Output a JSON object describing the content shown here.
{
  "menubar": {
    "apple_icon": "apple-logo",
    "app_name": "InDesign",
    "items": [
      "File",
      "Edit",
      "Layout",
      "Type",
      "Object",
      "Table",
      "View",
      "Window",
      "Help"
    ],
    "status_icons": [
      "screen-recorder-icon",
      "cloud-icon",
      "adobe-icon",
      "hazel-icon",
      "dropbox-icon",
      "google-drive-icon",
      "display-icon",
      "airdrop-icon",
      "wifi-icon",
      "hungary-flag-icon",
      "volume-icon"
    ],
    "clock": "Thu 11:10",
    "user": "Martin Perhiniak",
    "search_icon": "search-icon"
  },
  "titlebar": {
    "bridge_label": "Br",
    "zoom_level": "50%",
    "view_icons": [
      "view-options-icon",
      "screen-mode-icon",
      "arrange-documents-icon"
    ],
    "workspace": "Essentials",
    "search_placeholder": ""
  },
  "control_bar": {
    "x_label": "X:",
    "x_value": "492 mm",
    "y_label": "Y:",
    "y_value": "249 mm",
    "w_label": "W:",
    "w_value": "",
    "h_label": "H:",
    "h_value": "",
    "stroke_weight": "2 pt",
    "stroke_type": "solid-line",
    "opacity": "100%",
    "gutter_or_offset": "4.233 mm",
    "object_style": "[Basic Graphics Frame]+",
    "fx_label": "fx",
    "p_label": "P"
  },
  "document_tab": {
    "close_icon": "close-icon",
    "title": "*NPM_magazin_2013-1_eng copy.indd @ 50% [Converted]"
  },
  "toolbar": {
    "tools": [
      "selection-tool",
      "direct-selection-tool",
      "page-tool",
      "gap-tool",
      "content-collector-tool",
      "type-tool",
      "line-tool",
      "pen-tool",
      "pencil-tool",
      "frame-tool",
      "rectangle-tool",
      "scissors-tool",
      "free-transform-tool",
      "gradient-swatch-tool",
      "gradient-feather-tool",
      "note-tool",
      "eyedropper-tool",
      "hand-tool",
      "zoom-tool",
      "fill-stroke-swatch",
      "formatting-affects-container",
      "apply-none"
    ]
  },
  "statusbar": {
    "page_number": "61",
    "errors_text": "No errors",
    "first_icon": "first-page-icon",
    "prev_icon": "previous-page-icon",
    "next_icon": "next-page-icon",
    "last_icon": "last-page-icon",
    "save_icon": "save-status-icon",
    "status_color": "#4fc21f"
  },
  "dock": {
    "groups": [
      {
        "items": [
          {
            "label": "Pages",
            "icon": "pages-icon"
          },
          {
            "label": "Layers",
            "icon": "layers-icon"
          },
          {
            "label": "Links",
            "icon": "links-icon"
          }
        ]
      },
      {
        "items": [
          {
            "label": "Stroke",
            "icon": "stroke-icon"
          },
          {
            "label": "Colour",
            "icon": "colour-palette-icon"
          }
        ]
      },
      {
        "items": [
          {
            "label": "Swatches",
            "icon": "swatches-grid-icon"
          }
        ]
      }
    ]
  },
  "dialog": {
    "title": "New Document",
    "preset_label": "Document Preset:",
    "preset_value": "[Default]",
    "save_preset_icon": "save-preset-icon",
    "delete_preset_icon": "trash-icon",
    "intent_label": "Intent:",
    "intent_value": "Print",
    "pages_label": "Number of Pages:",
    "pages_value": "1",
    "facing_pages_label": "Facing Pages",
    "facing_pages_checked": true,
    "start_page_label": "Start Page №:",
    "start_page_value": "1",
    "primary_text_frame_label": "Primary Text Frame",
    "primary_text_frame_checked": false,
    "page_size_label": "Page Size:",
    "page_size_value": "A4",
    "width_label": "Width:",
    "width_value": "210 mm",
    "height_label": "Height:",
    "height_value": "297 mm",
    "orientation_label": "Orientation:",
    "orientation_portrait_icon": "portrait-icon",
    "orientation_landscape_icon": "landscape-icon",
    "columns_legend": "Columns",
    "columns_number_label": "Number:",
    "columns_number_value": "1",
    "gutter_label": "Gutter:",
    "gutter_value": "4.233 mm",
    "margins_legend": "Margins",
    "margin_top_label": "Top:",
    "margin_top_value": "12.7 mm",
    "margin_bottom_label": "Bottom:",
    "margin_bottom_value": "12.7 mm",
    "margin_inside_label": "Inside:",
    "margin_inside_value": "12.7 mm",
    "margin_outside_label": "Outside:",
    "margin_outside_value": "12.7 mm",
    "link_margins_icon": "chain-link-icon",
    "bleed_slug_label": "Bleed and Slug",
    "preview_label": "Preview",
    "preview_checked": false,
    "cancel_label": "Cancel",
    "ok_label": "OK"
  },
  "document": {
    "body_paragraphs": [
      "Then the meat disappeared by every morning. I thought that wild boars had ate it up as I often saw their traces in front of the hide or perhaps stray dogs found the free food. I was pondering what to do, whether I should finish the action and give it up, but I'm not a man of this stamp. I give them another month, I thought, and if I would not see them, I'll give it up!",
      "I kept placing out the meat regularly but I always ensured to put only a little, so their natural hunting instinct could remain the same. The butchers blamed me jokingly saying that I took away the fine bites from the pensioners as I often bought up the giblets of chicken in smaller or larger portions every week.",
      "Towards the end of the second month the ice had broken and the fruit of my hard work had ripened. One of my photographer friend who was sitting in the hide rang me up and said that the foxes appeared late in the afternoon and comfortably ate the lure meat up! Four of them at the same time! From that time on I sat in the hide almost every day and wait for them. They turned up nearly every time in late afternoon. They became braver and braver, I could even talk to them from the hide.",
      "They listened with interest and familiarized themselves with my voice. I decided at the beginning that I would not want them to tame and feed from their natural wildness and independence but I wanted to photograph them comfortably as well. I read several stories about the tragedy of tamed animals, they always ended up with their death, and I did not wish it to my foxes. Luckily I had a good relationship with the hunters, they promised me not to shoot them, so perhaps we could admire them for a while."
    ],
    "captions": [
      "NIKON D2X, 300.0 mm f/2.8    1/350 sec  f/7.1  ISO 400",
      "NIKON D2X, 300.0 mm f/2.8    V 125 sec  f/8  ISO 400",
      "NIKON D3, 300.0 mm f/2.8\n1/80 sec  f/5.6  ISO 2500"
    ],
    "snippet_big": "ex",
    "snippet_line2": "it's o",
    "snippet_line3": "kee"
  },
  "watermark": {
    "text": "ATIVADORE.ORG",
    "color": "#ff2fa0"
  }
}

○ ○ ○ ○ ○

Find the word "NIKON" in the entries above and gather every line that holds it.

      "NIKON D2X, 300.0 mm f/2.8    1/350 sec  f/7.1  ISO 400",
      "NIKON D2X, 300.0 mm f/2.8    V 125 sec  f/8  ISO 400",
      "NIKON D3, 300.0 mm f/2.8\n1/80 sec  f/5.6  ISO 2500"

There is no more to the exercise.